** RECORDS SUPPLIED follows **

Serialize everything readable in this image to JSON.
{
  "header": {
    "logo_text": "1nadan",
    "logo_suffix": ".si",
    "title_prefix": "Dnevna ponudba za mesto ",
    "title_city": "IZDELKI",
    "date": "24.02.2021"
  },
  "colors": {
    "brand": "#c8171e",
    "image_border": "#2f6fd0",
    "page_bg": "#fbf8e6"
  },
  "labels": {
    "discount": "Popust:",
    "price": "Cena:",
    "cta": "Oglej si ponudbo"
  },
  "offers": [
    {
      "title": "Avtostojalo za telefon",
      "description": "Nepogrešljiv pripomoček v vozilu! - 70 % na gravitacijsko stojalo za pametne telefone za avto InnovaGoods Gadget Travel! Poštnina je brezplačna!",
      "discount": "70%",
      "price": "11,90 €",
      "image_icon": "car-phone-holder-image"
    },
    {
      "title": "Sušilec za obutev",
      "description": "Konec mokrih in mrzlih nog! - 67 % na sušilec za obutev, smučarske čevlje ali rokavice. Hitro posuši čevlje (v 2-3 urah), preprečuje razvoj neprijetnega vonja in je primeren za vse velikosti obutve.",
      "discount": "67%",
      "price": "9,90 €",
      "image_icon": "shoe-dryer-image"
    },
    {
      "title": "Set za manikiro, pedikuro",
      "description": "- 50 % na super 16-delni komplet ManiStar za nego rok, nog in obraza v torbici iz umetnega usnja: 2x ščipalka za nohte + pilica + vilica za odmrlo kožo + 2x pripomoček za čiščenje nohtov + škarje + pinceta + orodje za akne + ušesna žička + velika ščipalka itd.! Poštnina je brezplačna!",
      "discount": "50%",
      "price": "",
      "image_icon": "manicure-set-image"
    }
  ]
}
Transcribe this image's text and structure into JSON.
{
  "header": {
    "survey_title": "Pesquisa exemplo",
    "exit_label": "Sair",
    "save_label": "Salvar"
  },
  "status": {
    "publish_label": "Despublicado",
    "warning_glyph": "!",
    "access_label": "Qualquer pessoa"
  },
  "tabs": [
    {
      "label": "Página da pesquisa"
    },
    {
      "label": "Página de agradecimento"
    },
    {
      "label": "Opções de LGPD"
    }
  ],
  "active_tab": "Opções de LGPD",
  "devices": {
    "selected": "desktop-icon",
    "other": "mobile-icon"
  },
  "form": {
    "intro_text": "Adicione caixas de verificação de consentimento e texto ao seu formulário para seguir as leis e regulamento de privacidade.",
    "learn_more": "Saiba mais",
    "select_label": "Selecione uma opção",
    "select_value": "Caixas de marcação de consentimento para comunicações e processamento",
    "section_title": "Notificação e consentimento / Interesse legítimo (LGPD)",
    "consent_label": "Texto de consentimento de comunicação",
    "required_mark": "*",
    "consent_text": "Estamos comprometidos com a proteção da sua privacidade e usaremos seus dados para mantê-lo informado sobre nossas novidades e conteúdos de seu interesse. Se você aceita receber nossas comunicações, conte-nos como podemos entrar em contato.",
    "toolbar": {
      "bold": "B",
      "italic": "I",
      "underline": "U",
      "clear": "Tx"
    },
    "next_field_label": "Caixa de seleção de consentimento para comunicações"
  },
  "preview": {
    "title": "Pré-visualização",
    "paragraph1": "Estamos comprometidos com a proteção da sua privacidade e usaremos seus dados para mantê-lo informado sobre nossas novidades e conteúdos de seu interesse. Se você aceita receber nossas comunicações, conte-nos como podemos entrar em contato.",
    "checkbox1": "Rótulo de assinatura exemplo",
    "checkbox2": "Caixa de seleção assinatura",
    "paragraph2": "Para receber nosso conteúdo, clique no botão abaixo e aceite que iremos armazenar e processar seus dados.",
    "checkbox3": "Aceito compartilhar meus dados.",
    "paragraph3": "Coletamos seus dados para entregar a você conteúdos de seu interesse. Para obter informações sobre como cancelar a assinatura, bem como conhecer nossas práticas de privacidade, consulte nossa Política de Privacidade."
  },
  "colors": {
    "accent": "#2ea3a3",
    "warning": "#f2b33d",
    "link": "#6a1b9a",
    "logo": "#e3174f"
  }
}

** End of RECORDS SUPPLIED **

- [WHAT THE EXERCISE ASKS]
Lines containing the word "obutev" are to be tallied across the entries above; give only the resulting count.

- [ANSWER TO THIS PROBLEM]
2